_Task requirements_
Give the data again exactly as it appears.

Data for analysis Block Start

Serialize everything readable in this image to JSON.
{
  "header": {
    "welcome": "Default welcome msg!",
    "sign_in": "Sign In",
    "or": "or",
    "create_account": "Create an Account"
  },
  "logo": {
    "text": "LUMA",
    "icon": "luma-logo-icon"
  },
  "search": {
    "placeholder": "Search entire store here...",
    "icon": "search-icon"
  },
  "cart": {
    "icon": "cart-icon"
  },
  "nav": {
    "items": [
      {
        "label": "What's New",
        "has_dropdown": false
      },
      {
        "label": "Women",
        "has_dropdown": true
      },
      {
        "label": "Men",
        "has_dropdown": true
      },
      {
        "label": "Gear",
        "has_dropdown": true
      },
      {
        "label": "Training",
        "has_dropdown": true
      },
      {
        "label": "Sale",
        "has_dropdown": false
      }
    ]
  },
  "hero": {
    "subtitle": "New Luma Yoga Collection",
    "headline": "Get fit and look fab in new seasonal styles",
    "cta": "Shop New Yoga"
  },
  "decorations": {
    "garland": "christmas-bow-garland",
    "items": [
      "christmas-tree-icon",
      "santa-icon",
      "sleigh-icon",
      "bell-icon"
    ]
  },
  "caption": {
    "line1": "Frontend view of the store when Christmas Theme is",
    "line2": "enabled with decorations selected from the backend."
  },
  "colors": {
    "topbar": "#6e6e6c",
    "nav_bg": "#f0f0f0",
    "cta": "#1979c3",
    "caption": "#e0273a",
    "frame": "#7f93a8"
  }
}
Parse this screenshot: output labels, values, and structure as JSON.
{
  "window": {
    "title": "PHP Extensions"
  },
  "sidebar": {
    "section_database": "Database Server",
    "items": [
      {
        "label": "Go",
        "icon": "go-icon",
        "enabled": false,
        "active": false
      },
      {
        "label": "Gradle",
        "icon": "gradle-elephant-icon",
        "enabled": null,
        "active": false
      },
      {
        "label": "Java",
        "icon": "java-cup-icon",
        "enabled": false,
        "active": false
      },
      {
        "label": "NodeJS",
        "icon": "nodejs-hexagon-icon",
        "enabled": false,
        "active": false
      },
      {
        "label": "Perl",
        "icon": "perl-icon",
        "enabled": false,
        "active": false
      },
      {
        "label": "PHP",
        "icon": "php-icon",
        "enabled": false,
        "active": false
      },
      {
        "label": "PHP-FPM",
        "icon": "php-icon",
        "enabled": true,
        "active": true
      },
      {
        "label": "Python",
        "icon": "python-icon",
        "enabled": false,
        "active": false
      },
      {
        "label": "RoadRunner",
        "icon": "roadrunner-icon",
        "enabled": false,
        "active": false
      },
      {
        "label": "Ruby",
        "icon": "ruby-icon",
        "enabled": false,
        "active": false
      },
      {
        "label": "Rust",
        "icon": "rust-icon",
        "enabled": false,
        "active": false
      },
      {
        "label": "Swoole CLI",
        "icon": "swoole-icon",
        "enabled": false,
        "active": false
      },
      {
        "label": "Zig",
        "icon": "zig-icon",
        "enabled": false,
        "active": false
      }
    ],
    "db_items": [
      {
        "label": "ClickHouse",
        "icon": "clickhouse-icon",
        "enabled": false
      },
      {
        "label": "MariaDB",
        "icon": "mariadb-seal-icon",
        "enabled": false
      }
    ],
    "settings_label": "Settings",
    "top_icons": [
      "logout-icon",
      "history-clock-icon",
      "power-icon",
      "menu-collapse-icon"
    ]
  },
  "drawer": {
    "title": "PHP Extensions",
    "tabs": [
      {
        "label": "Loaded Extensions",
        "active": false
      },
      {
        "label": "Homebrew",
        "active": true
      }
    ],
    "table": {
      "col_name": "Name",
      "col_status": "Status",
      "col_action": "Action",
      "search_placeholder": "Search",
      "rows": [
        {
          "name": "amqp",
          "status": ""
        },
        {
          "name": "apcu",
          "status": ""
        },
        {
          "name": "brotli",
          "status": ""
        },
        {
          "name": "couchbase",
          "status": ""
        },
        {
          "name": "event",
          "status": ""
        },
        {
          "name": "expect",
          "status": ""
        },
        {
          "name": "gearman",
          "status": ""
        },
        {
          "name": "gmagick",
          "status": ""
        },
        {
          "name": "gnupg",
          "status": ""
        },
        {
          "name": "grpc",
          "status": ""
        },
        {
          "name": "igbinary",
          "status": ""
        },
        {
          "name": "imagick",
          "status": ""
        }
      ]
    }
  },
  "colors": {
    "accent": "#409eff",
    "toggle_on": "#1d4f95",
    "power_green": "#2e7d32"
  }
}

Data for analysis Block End

_Solution to the exercise_
Serialize everything readable in this image to JSON.
{
  "header": {
    "welcome": "Default welcome msg!",
    "sign_in": "Sign In",
    "or": "or",
    "create_account": "Create an Account"
  },
  "logo": {
    "text": "LUMA",
    "icon": "luma-logo-icon"
  },
  "search": {
    "placeholder": "Search entire store here...",
    "icon": "search-icon"
  },
  "cart": {
    "icon": "cart-icon"
  },
  "nav": {
    "items": [
      {
        "label": "What's New",
        "has_dropdown": false
      },
      {
        "label": "Women",
        "has_dropdown": true
      },
      {
        "label": "Men",
        "has_dropdown": true
      },
      {
        "label": "Gear",
        "has_dropdown": true
      },
      {
        "label": "Training",
        "has_dropdown": true
      },
      {
        "label": "Sale",
        "has_dropdown": false
      }
    ]
  },
  "hero": {
    "subtitle": "New Luma Yoga Collection",
    "headline": "Get fit and look fab in new seasonal styles",
    "cta": "Shop New Yoga"
  },
  "decorations": {
    "garland": "christmas-bow-garland",
    "items": [
      "christmas-tree-icon",
      "santa-icon",
      "sleigh-icon",
      "bell-icon"
    ]
  },
  "caption": {
    "line1": "Frontend view of the store when Christmas Theme is",
    "line2": "enabled with decorations selected from the backend."
  },
  "colors": {
    "topbar": "#6e6e6c",
    "nav_bg": "#f0f0f0",
    "cta": "#1979c3",
    "caption": "#e0273a",
    "frame": "#7f93a8"
  }
}
Parse this screenshot: output labels, values, and structure as JSON.
{
  "window": {
    "title": "PHP Extensions"
  },
  "sidebar": {
    "section_database": "Database Server",
    "items": [
      {
        "label": "Go",
        "icon": "go-icon",
        "enabled": false,
        "active": false
      },
      {
        "label": "Gradle",
        "icon": "gradle-elephant-icon",
        "enabled": null,
        "active": false
      },
      {
        "label": "Java",
        "icon": "java-cup-icon",
        "enabled": false,
        "active": false
      },
      {
        "label": "NodeJS",
        "icon": "nodejs-hexagon-icon",
        "enabled": false,
        "active": false
      },
      {
        "label": "Perl",
        "icon": "perl-icon",
        "enabled": false,
        "active": false
      },
      {
        "label": "PHP",
        "icon": "php-icon",
        "enabled": false,
        "active": false
      },
      {
        "label": "PHP-FPM",
        "icon": "php-icon",
        "enabled": true,
        "active": true
      },
      {
        "label": "Python",
        "icon": "python-icon",
        "enabled": false,
        "active": false
      },
      {
        "label": "RoadRunner",
        "icon": "roadrunner-icon",
        "enabled": false,
        "active": false
      },
      {
        "label": "Ruby",
        "icon": "ruby-icon",
        "enabled": false,
        "active": false
      },
      {
        "label": "Rust",
        "icon": "rust-icon",
        "enabled": false,
        "active": false
      },
      {
        "label": "Swoole CLI",
        "icon": "swoole-icon",
        "enabled": false,
        "active": false
      },
      {
        "label": "Zig",
        "icon": "zig-icon",
        "enabled": false,
        "active": false
      }
    ],
    "db_items": [
      {
        "label": "ClickHouse",
        "icon": "clickhouse-icon",
        "enabled": false
      },
      {
        "label": "MariaDB",
        "icon": "mariadb-seal-icon",
        "enabled": false
      }
    ],
    "settings_label": "Settings",
    "top_icons": [
      "logout-icon",
      "history-clock-icon",
      "power-icon",
      "menu-collapse-icon"
    ]
  },
  "drawer": {
    "title": "PHP Extensions",
    "tabs": [
      {
        "label": "Loaded Extensions",
        "active": false
      },
      {
        "label": "Homebrew",
        "active": true
      }
    ],
    "table": {
      "col_name": "Name",
      "col_status": "Status",
      "col_action": "Action",
      "search_placeholder": "Search",
      "rows": [
        {
          "name": "amqp",
          "status": ""
        },
        {
          "name": "apcu",
          "status": ""
        },
        {
          "name": "brotli",
          "status": ""
        },
        {
          "name": "couchbase",
          "status": ""
        },
        {
          "name": "event",
          "status": ""
        },
        {
          "name": "expect",
          "status": ""
        },
        {
          "name": "gearman",
          "status": ""
        },
        {
          "name": "gmagick",
          "status": ""
        },
        {
          "name": "gnupg",
          "status": ""
        },
        {
          "name": "grpc",
          "status": ""
        },
        {
          "name": "igbinary",
          "status": ""
        },
        {
          "name": "imagick",
          "status": ""
        }
      ]
    }
  },
  "colors": {
    "accent": "#409eff",
    "toggle_on": "#1d4f95",
    "power_green": "#2e7d32"
  }
}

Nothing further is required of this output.